(Data listing Opens)
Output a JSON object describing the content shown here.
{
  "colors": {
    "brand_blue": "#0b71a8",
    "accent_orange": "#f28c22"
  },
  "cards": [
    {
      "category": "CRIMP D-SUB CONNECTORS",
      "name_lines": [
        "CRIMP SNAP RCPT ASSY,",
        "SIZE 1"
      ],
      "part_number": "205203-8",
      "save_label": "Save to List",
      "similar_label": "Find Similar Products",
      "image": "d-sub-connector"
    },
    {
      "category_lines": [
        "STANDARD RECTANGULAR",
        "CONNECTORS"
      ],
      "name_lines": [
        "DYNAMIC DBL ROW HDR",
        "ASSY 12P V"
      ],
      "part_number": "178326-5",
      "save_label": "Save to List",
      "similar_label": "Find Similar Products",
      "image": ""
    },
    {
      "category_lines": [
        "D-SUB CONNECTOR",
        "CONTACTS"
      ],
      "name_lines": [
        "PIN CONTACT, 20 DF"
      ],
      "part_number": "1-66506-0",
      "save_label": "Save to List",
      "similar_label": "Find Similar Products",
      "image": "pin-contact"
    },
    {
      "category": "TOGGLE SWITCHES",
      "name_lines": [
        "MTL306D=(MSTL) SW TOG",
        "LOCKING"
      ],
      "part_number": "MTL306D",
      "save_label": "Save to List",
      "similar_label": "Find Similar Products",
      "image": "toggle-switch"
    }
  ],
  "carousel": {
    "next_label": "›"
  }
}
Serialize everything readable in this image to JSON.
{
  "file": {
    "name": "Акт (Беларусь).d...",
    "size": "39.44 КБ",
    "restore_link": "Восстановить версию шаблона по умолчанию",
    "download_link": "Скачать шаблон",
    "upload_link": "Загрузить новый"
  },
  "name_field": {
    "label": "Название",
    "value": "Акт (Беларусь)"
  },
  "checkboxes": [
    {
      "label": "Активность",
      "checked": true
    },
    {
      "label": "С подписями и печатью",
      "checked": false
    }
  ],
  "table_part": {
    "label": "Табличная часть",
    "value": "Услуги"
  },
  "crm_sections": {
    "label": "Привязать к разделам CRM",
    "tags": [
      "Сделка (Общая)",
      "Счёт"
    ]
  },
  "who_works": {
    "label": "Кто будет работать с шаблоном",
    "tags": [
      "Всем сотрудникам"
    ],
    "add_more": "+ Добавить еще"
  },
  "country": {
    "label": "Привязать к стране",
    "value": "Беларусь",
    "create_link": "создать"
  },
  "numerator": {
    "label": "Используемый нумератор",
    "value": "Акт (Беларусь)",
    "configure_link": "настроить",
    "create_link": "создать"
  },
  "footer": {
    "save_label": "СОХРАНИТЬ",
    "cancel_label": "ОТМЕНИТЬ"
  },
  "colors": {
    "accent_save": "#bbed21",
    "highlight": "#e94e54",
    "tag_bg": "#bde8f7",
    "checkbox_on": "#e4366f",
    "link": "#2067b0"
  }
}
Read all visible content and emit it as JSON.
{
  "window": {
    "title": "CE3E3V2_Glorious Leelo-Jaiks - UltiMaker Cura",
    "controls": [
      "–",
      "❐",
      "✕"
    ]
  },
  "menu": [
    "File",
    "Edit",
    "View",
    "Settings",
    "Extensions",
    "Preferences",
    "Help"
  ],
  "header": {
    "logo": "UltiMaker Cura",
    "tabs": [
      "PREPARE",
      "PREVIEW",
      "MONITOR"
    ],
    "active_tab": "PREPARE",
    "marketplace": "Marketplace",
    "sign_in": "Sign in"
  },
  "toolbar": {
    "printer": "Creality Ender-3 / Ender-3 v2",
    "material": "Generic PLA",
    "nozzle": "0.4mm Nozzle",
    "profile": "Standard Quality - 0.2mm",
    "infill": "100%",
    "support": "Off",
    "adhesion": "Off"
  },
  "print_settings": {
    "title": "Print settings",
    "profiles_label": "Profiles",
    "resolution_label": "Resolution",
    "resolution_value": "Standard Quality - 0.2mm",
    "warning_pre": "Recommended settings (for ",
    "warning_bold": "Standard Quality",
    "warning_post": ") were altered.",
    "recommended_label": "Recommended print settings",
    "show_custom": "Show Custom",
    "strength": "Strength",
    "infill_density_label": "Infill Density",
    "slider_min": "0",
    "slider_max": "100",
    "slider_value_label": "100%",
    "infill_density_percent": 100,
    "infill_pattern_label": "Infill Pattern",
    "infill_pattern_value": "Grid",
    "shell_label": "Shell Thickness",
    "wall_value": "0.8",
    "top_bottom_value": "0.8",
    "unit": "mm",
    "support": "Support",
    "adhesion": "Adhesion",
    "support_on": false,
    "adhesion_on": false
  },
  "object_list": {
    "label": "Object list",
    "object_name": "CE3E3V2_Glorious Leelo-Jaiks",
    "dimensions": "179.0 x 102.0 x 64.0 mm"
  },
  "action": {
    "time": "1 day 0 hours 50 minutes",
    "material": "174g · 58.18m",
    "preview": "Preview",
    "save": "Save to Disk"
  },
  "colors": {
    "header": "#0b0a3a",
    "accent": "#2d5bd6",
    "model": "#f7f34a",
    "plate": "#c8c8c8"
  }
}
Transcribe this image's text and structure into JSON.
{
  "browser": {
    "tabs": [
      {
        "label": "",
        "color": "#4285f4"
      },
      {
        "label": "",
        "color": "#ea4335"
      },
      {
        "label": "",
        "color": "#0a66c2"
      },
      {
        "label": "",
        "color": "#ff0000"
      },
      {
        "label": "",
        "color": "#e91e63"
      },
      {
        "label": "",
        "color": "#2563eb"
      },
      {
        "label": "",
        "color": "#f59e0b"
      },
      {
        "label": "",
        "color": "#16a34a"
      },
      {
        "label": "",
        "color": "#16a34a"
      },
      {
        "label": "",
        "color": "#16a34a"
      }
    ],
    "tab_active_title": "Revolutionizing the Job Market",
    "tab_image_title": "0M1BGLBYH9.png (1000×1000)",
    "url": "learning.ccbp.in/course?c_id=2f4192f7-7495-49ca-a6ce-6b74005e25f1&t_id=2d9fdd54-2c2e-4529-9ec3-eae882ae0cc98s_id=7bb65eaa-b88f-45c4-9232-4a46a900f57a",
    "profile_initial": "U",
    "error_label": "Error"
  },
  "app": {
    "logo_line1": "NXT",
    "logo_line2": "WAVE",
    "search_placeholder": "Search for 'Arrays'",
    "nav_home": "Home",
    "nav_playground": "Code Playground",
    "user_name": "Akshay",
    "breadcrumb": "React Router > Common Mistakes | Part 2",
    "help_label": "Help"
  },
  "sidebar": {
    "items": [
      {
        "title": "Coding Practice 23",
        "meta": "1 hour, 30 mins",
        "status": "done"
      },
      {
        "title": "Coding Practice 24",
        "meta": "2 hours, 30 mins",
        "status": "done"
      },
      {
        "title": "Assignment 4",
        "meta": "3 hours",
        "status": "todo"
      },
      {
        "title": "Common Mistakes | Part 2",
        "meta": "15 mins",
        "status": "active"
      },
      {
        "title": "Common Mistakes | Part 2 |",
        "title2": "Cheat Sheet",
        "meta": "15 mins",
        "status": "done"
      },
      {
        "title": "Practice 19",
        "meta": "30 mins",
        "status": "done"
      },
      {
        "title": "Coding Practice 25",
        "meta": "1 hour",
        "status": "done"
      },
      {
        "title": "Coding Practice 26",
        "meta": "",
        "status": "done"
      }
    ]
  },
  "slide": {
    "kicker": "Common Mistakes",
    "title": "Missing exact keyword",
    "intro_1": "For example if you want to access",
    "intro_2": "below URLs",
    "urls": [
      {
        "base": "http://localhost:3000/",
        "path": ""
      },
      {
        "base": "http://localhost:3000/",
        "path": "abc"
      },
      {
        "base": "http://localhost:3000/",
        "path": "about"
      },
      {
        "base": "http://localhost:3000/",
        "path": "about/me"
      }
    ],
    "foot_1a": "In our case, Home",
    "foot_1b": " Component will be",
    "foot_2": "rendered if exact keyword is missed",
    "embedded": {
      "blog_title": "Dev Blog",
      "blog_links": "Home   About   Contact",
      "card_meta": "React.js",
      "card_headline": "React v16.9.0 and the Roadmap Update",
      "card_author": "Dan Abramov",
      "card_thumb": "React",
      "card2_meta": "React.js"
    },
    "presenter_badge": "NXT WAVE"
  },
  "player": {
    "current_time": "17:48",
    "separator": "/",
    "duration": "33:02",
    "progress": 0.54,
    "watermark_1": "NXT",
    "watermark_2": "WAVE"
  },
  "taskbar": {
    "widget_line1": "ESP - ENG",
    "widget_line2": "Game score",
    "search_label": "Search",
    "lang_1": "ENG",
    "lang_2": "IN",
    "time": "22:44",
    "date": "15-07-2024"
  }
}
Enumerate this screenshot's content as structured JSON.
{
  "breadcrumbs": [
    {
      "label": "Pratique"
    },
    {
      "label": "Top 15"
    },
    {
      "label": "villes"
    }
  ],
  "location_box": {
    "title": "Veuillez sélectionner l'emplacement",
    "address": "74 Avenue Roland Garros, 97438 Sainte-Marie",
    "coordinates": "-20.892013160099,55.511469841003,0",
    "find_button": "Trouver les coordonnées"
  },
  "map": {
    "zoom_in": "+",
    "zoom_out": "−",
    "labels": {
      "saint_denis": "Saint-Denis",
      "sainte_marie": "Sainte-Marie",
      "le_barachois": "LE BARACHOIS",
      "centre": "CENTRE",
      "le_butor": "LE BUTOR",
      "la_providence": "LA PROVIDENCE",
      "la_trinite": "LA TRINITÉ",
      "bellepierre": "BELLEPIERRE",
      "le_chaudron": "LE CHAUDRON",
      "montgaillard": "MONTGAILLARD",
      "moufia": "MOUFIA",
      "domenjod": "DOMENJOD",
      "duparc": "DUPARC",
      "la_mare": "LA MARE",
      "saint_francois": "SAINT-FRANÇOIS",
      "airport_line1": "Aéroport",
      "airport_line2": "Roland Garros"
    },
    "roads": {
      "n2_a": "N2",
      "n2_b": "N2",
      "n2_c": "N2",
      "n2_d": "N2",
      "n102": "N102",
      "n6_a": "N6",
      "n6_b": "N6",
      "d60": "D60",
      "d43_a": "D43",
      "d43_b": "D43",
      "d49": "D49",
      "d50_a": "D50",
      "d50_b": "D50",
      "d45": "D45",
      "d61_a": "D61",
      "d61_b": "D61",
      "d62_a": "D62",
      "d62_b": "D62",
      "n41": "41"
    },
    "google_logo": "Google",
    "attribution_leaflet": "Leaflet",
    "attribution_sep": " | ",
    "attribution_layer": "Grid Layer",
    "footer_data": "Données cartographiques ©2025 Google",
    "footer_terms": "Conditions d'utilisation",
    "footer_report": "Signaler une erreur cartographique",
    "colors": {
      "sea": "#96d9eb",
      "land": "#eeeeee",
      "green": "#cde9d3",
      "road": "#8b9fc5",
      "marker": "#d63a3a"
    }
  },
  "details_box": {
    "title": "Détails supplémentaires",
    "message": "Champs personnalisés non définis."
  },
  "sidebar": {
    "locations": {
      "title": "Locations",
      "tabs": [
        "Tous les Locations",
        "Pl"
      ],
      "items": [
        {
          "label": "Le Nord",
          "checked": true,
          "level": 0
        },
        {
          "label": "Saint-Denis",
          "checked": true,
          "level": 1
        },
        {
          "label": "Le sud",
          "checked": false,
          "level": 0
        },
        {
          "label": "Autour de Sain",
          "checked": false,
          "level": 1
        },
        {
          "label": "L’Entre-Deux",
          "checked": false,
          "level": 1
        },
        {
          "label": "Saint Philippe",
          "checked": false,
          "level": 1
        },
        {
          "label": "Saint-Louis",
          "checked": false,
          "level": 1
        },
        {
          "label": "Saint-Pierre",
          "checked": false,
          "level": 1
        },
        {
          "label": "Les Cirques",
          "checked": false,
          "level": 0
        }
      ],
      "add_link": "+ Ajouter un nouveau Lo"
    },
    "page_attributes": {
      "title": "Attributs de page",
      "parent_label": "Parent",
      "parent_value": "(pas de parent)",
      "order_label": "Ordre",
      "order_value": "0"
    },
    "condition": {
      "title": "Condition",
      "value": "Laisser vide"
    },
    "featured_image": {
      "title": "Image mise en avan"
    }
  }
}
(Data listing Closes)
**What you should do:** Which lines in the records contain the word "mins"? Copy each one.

**Expected answer:**
        "meta": "1 hour, 30 mins",
        "meta": "2 hours, 30 mins",
        "meta": "15 mins",
        "meta": "15 mins",
        "meta": "30 mins",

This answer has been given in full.